Data records for software interfaces:

········

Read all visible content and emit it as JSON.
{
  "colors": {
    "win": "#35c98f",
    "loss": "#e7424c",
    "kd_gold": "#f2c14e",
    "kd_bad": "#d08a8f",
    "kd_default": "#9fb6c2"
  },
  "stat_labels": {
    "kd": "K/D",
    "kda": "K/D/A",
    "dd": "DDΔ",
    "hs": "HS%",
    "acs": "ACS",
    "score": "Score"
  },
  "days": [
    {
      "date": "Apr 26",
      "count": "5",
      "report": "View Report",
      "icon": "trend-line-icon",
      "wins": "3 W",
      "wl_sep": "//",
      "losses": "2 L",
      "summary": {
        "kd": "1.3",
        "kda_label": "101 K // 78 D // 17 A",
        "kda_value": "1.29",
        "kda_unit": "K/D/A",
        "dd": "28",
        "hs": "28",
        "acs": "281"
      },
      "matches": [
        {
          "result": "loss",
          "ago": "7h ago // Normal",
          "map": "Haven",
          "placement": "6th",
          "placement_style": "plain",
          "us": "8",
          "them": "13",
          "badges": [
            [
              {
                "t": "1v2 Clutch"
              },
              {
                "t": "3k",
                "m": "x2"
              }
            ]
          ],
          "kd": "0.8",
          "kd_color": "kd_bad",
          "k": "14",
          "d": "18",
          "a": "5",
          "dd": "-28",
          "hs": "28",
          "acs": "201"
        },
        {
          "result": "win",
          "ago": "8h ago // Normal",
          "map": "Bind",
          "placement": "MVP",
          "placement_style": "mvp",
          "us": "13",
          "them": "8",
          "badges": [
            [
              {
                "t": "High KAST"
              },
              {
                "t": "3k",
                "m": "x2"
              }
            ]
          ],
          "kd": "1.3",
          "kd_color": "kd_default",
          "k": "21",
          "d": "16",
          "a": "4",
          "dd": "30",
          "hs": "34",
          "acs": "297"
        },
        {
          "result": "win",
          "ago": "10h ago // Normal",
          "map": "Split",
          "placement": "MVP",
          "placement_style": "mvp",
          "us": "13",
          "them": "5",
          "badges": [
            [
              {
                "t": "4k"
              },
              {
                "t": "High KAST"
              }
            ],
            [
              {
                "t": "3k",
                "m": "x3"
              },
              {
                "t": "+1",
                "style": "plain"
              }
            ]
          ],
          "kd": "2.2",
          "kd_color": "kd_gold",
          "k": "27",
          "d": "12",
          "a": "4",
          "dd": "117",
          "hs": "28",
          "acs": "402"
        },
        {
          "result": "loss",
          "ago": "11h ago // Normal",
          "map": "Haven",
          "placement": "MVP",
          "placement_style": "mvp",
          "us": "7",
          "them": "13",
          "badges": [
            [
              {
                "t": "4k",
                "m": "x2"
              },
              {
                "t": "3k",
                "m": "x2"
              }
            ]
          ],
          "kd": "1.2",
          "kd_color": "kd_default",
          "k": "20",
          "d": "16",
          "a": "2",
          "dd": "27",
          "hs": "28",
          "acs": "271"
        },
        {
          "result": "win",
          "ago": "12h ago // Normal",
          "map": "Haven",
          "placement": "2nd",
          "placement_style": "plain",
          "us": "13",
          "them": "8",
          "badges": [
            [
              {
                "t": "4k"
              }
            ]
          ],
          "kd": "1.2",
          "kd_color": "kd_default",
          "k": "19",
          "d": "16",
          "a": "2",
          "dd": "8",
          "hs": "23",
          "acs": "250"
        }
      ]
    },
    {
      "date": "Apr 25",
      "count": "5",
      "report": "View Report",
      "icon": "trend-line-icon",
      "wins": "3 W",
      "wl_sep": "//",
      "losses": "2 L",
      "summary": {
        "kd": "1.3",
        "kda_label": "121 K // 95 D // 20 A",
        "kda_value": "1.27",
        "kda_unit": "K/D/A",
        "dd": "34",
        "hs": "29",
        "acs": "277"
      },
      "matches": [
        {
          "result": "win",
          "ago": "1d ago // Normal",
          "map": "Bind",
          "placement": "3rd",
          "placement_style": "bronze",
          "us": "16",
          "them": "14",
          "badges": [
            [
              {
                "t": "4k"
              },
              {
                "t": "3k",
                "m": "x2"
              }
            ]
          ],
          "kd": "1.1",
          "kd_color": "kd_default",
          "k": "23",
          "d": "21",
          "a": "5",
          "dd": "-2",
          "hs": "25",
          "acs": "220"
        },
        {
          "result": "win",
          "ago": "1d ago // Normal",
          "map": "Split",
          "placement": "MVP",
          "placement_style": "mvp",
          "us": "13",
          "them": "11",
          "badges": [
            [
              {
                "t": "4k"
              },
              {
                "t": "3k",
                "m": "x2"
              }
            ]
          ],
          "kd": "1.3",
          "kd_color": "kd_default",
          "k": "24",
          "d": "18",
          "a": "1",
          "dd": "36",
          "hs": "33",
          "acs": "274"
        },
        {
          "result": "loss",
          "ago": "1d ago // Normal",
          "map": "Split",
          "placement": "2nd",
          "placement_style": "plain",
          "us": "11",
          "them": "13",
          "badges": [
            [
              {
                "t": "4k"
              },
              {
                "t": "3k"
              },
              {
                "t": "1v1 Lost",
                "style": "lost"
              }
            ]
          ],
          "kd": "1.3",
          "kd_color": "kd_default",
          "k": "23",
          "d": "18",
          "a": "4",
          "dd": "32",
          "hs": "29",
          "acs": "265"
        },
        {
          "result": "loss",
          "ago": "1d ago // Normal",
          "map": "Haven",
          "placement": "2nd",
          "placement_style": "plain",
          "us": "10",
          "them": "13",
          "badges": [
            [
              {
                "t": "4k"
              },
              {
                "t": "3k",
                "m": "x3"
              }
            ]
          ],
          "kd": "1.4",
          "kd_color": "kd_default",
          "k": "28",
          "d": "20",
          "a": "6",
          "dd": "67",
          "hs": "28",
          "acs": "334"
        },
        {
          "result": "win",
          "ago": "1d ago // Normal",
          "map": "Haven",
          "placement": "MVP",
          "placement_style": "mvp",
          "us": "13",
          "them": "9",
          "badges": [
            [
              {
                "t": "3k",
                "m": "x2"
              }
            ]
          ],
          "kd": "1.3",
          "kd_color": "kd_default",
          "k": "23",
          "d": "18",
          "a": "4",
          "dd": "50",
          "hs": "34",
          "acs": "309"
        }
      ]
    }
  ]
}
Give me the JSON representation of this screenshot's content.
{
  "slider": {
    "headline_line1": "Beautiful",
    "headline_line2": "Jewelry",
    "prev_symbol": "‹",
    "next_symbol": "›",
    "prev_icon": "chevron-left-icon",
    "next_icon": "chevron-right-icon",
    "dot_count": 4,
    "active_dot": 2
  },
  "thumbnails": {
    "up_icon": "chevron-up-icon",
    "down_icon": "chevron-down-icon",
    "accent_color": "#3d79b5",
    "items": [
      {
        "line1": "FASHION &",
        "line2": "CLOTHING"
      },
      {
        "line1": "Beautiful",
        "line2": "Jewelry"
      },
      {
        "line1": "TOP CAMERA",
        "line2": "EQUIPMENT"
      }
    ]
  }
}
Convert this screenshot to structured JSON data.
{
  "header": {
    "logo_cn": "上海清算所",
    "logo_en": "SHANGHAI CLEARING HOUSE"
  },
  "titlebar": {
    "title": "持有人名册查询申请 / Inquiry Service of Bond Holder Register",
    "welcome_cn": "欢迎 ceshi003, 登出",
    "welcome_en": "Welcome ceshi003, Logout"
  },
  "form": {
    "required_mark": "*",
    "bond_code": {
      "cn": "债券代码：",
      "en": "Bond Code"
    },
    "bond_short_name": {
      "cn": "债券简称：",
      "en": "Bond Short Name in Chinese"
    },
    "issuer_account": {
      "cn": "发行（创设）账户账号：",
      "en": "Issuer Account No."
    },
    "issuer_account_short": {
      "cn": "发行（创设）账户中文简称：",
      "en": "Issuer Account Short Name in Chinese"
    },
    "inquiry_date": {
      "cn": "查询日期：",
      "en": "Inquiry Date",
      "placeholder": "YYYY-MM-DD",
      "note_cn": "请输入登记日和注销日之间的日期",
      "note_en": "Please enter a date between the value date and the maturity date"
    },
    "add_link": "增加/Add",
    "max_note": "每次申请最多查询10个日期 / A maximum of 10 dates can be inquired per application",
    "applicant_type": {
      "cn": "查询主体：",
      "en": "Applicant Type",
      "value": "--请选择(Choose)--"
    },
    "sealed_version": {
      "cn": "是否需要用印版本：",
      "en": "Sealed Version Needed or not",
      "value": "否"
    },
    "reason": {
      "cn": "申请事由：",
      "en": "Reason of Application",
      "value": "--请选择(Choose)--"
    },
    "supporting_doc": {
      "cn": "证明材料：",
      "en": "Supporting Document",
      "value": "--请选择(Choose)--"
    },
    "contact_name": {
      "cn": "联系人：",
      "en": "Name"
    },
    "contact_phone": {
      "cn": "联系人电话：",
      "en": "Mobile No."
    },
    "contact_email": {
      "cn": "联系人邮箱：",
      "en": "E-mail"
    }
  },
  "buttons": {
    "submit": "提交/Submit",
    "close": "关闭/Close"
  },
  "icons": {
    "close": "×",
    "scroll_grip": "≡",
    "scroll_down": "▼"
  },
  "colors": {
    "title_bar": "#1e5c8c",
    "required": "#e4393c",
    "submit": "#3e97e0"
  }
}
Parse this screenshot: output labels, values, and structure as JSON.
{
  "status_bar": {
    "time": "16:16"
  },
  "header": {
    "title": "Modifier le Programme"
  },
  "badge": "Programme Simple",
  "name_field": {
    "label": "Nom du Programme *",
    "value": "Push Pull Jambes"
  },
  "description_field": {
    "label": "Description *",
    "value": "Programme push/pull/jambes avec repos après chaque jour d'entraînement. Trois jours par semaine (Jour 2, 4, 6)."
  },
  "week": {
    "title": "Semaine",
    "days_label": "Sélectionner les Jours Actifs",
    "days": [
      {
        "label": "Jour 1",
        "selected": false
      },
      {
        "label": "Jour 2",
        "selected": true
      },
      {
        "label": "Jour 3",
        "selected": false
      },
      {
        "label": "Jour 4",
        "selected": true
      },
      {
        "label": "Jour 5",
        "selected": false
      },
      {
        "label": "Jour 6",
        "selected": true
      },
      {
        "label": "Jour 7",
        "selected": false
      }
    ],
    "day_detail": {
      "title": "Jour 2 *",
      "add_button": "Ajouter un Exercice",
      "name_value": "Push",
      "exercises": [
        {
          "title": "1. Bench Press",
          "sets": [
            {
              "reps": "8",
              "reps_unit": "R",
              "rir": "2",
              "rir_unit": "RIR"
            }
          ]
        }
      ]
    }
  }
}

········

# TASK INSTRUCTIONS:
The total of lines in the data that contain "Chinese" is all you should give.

# ANSWER TO THIS EXERCISE:
2